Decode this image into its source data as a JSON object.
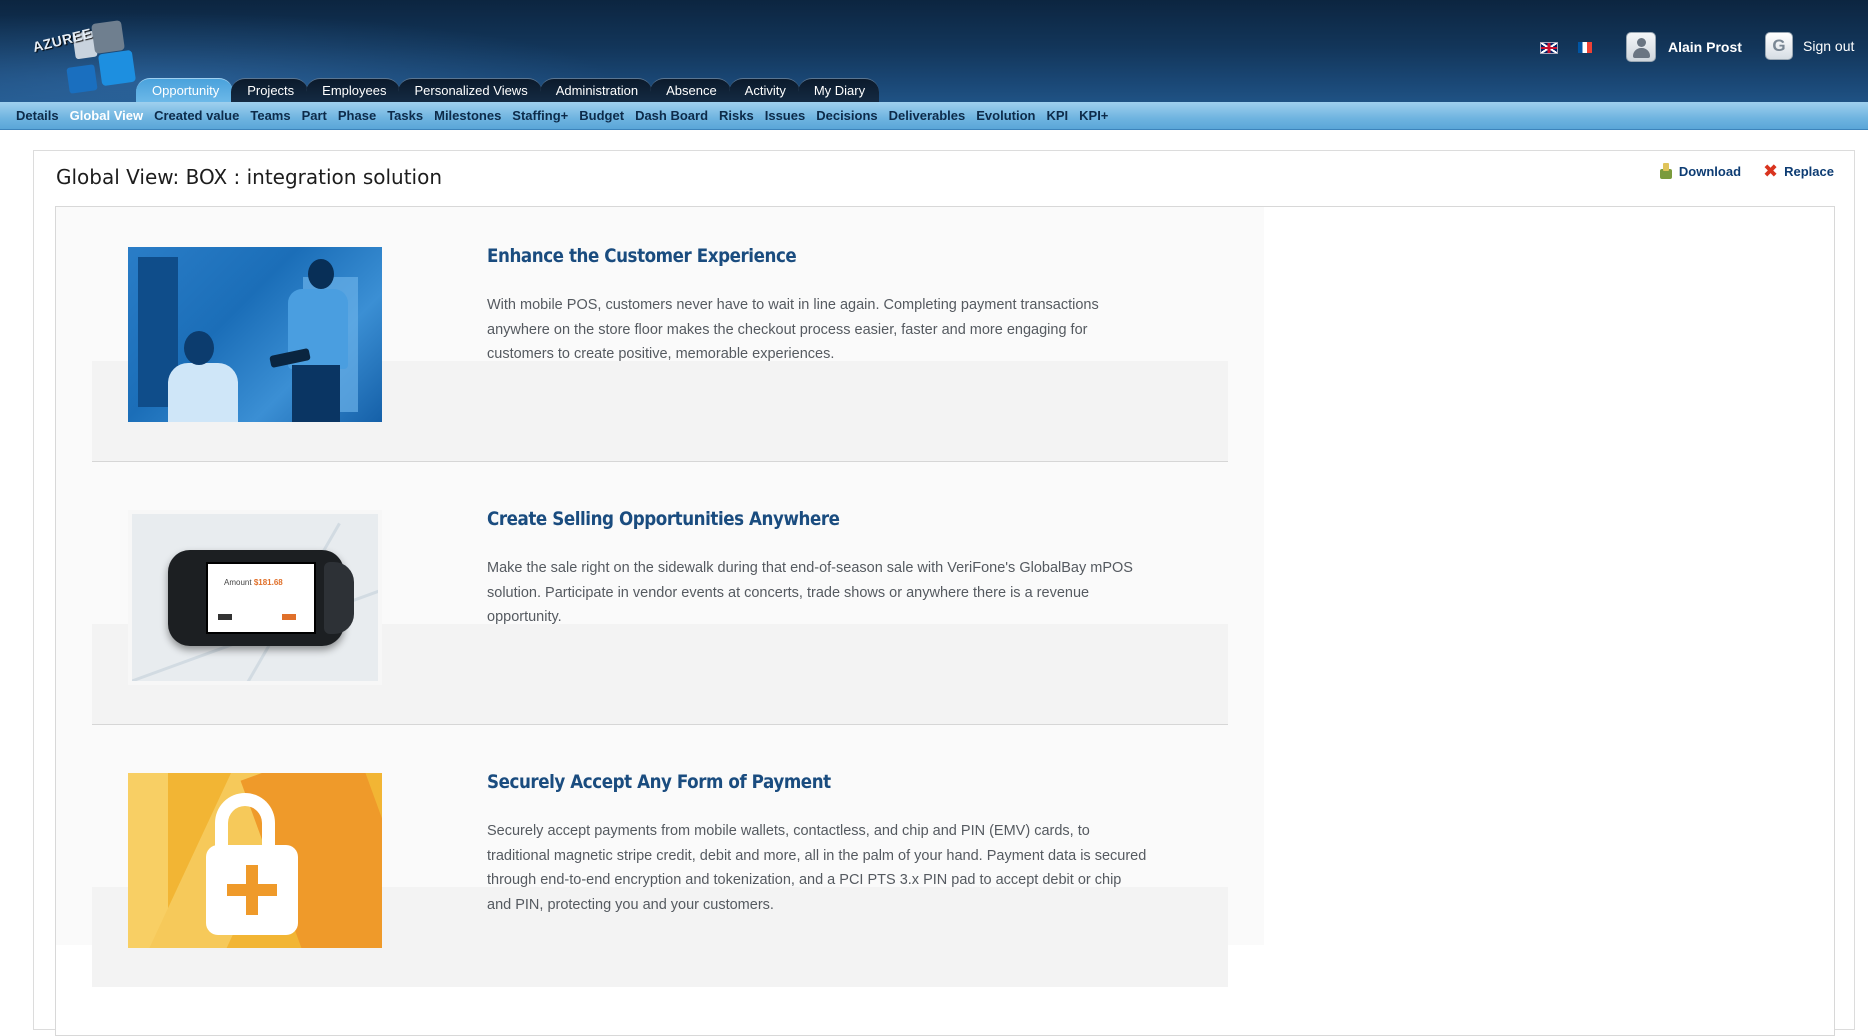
{
  "brand": {
    "logo_text": "AZUREE"
  },
  "header": {
    "languages": [
      {
        "code": "en",
        "icon": "uk-flag-icon"
      },
      {
        "code": "fr",
        "icon": "fr-flag-icon"
      }
    ],
    "user_name": "Alain Prost",
    "sign_out_label": "Sign out"
  },
  "main_tabs": [
    {
      "label": "Opportunity",
      "active": true
    },
    {
      "label": "Projects",
      "active": false
    },
    {
      "label": "Employees",
      "active": false
    },
    {
      "label": "Personalized Views",
      "active": false
    },
    {
      "label": "Administration",
      "active": false
    },
    {
      "label": "Absence",
      "active": false
    },
    {
      "label": "Activity",
      "active": false
    },
    {
      "label": "My Diary",
      "active": false
    }
  ],
  "sub_nav": [
    {
      "label": "Details",
      "active": false
    },
    {
      "label": "Global View",
      "active": true
    },
    {
      "label": "Created value",
      "active": false
    },
    {
      "label": "Teams",
      "active": false
    },
    {
      "label": "Part",
      "active": false
    },
    {
      "label": "Phase",
      "active": false
    },
    {
      "label": "Tasks",
      "active": false
    },
    {
      "label": "Milestones",
      "active": false
    },
    {
      "label": "Staffing+",
      "active": false
    },
    {
      "label": "Budget",
      "active": false
    },
    {
      "label": "Dash Board",
      "active": false
    },
    {
      "label": "Risks",
      "active": false
    },
    {
      "label": "Issues",
      "active": false
    },
    {
      "label": "Decisions",
      "active": false
    },
    {
      "label": "Deliverables",
      "active": false
    },
    {
      "label": "Evolution",
      "active": false
    },
    {
      "label": "KPI",
      "active": false
    },
    {
      "label": "KPI+",
      "active": false
    }
  ],
  "panel": {
    "title": "Global View: BOX : integration solution",
    "download_label": "Download",
    "replace_label": "Replace"
  },
  "features": [
    {
      "title": "Enhance the Customer Experience",
      "text": "With mobile POS, customers never have to wait in line again. Completing payment transactions anywhere on the store floor makes the checkout process easier, faster and more engaging for customers to create positive, memorable experiences."
    },
    {
      "title": "Create Selling Opportunities Anywhere",
      "text": "Make the sale right on the sidewalk during that end-of-season sale with VeriFone's GlobalBay mPOS solution. Participate in vendor events at concerts, trade shows or anywhere there is a revenue opportunity.",
      "device_amount_label": "Amount",
      "device_amount_value": "$181.68"
    },
    {
      "title": "Securely Accept Any Form of Payment",
      "text": "Securely accept payments from mobile wallets, contactless, and chip and PIN (EMV) cards, to traditional magnetic stripe credit, debit and more, all in the palm of your hand.  Payment data is secured through end-to-end encryption and tokenization, and a PCI PTS 3.x PIN pad to accept debit or chip and PIN, protecting you and your customers."
    }
  ],
  "colors": {
    "header_dark": "#0c2540",
    "tab_active": "#4aa2dc",
    "subnav": "#6fb4e0",
    "heading_blue": "#1a4c7f",
    "body_text": "#555a60"
  }
}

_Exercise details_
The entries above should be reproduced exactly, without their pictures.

_Reply_
Decode this image into its source data as a JSON object.
{
  "brand": {
    "logo_text": "AZUREE"
  },
  "header": {
    "languages": [
      {
        "code": "en",
        "icon": "uk-flag-icon"
      },
      {
        "code": "fr",
        "icon": "fr-flag-icon"
      }
    ],
    "user_name": "Alain Prost",
    "sign_out_label": "Sign out"
  },
  "main_tabs": [
    {
      "label": "Opportunity",
      "active": true
    },
    {
      "label": "Projects",
      "active": false
    },
    {
      "label": "Employees",
      "active": false
    },
    {
      "label": "Personalized Views",
      "active": false
    },
    {
      "label": "Administration",
      "active": false
    },
    {
      "label": "Absence",
      "active": false
    },
    {
      "label": "Activity",
      "active": false
    },
    {
      "label": "My Diary",
      "active": false
    }
  ],
  "sub_nav": [
    {
      "label": "Details",
      "active": false
    },
    {
      "label": "Global View",
      "active": true
    },
    {
      "label": "Created value",
      "active": false
    },
    {
      "label": "Teams",
      "active": false
    },
    {
      "label": "Part",
      "active": false
    },
    {
      "label": "Phase",
      "active": false
    },
    {
      "label": "Tasks",
      "active": false
    },
    {
      "label": "Milestones",
      "active": false
    },
    {
      "label": "Staffing+",
      "active": false
    },
    {
      "label": "Budget",
      "active": false
    },
    {
      "label": "Dash Board",
      "active": false
    },
    {
      "label": "Risks",
      "active": false
    },
    {
      "label": "Issues",
      "active": false
    },
    {
      "label": "Decisions",
      "active": false
    },
    {
      "label": "Deliverables",
      "active": false
    },
    {
      "label": "Evolution",
      "active": false
    },
    {
      "label": "KPI",
      "active": false
    },
    {
      "label": "KPI+",
      "active": false
    }
  ],
  "panel": {
    "title": "Global View: BOX : integration solution",
    "download_label": "Download",
    "replace_label": "Replace"
  },
  "features": [
    {
      "title": "Enhance the Customer Experience",
      "text": "With mobile POS, customers never have to wait in line again. Completing payment transactions anywhere on the store floor makes the checkout process easier, faster and more engaging for customers to create positive, memorable experiences."
    },
    {
      "title": "Create Selling Opportunities Anywhere",
      "text": "Make the sale right on the sidewalk during that end-of-season sale with VeriFone's GlobalBay mPOS solution. Participate in vendor events at concerts, trade shows or anywhere there is a revenue opportunity.",
      "device_amount_label": "Amount",
      "device_amount_value": "$181.68"
    },
    {
      "title": "Securely Accept Any Form of Payment",
      "text": "Securely accept payments from mobile wallets, contactless, and chip and PIN (EMV) cards, to traditional magnetic stripe credit, debit and more, all in the palm of your hand.  Payment data is secured through end-to-end encryption and tokenization, and a PCI PTS 3.x PIN pad to accept debit or chip and PIN, protecting you and your customers."
    }
  ],
  "colors": {
    "header_dark": "#0c2540",
    "tab_active": "#4aa2dc",
    "subnav": "#6fb4e0",
    "heading_blue": "#1a4c7f",
    "body_text": "#555a60"
  }
}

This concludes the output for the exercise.